National Park Service Deputy Director Michael Reynolds has announced the appointment of two "Ombuds" for the National Park Service who will play a role in the agency's efforts to root out and end discrimination, harassment, and retaliation from the National Park Service and "provide every employee with a safe and respectful work environment."
"The Ombuds is an independent, impartial, informal, and confidential resource now available to every NPS employee. The NPS Ombuds team will help to ensure that employee concerns, particularly those that are complex, contentious, and controversial, are being raised (with employee permission) to leadership at the earliest opportunity and without fear of reprisal," Deputy Director Reynolds wrote in a system-wide email. "Managers and employees alike benefit from a safe place to openly discuss the most sensitive of issues and identify possible solutions that benefit both employees and the organization."
The decision to create the roles rose out of a long-running chapter of sexual harassment among Park Service employees in Grand Canyon National Park. Since that matter became public, the specter of confirmed or alleged sexual harassment has been raised at Canaveral National Seashore and Yellowstone National Park.
"Effectively immediately, Scott Deyo and Sigal Shoham will be serving as the NPS Ombuds team. Both have extensive experience and operate with the highest degree of integrity and professionalism," Deputy Director Reynolds said in his message. "Through the Ombuds team, you can now raise a full range of workplace issues, including concerns about harassment, without attribution or fear of reprisal. The Ombuds will explore the full range of concerns and possible resolution options in a prompt, thorough, impartial, and consistent manner."
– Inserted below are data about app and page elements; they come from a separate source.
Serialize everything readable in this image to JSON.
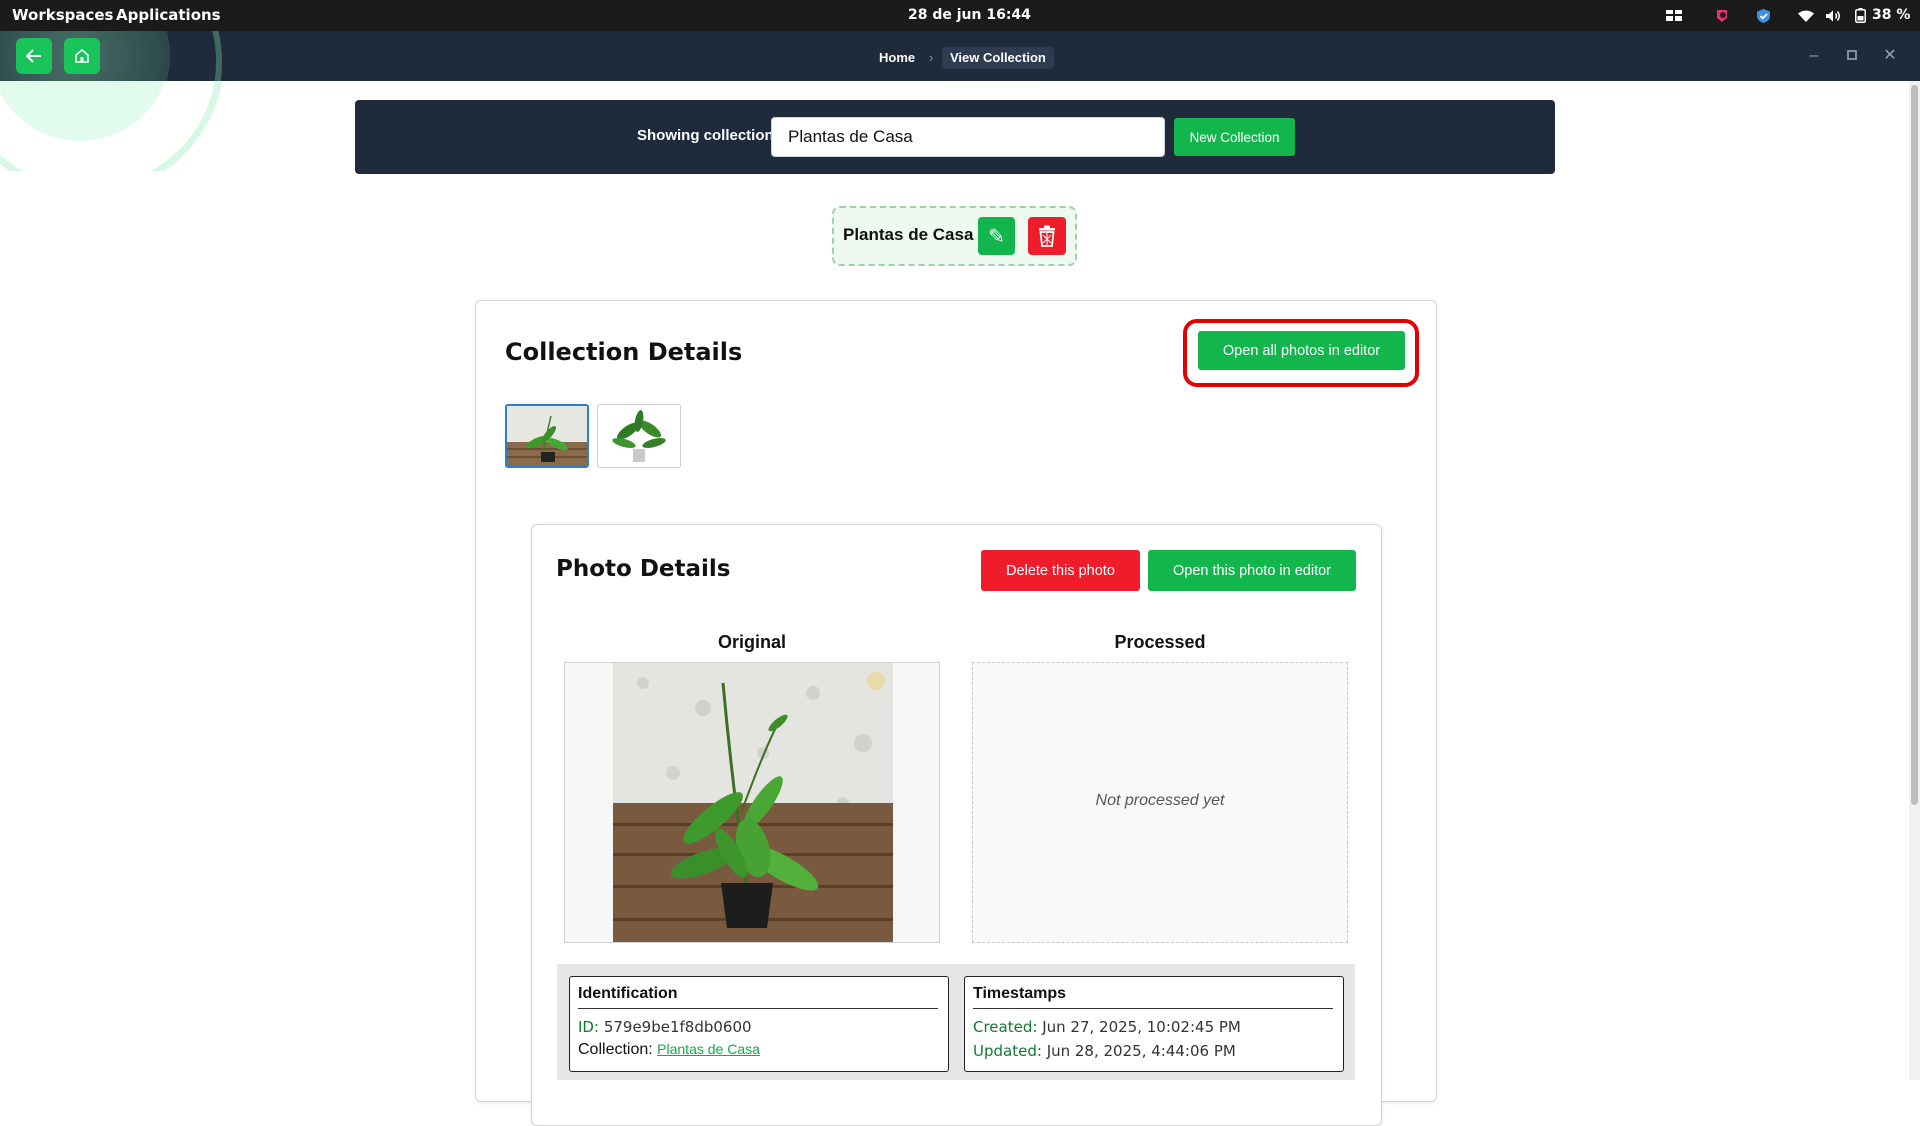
{
  "system_bar": {
    "workspaces": "Workspaces",
    "applications": "Applications",
    "datetime": "28 de jun  16:44",
    "battery": "38 %"
  },
  "app_header": {
    "breadcrumb": [
      "Home",
      "View Collection"
    ]
  },
  "collection_selector": {
    "label": "Showing collection:",
    "value": "Plantas de Casa",
    "new_button": "New Collection"
  },
  "collection_chip": {
    "name": "Plantas de Casa"
  },
  "collection_details": {
    "title": "Collection Details",
    "open_all_button": "Open all photos in editor"
  },
  "photo_details": {
    "title": "Photo Details",
    "delete_button": "Delete this photo",
    "open_button": "Open this photo in editor",
    "original_label": "Original",
    "processed_label": "Processed",
    "processed_placeholder": "Not processed yet"
  },
  "identification": {
    "title": "Identification",
    "id_key": "ID:",
    "id_value": "579e9be1f8db0600",
    "collection_key": "Collection:",
    "collection_value": "Plantas de Casa"
  },
  "timestamps": {
    "title": "Timestamps",
    "created_key": "Created:",
    "created_value": "Jun 27, 2025, 10:02:45 PM",
    "updated_key": "Updated:",
    "updated_value": "Jun 28, 2025, 4:44:06 PM"
  },
  "colors": {
    "accent_green": "#12b64c",
    "danger_red": "#ef1c2c",
    "header_navy": "#1f2a3b",
    "highlight_red": "#e30000"
  }
}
The Ombuds will work to engage "employees at all levels by creating a safe place to discuss concerns, understand all sides of issues, and explore innovative ways to change and sustain improvements. Ombuds strictly adhere to standards of confidentiality and will not reveal your identity, except in instances of imminent harm, such as threats to self or others."
The deputy director stressed that the Ombuds office is not an investigative arm of the Park Service, nor "part of any formal grievance or complaint process." Rather, "it is a tool to address individual conflicts and to highlight opportunities for NPS-wide improvements."
Mr. Deyo and Ms. Shoham will be visiting parks across the National Park System to meet with employees and garner information "about strengths and successes, areas of concern, potential cracks in the system, and innovative opportunities for positive change."
Meanwhile, there was a congressional hearing last week into similar allegations of sexual harassment within the U.S. Forest Service. During the hearing before the U.S. House Of Representatives' Oversight and Government Reform Committee, the Forest Service was accused by Rep. Elijah E. Cummings, the committee's ranking member, of long ignoring complaints of harassment.
"For more than 40 years, the Forest Service has repeatedly faced litigation alleging discrimination against female employees. A lawsuit filed in the early 1970s and another lawsuit filed in the mid-1990s each resulted in long-term consent decrees," the Democrat charged. "Despite the changes required by those consent decrees, we continue to receive disturbing allegations of discrimination and retaliation 40 years after the first lawsuit.
"It is long past time for the Forest Service to finally break its toxic cycle of sue, settle, and backslide."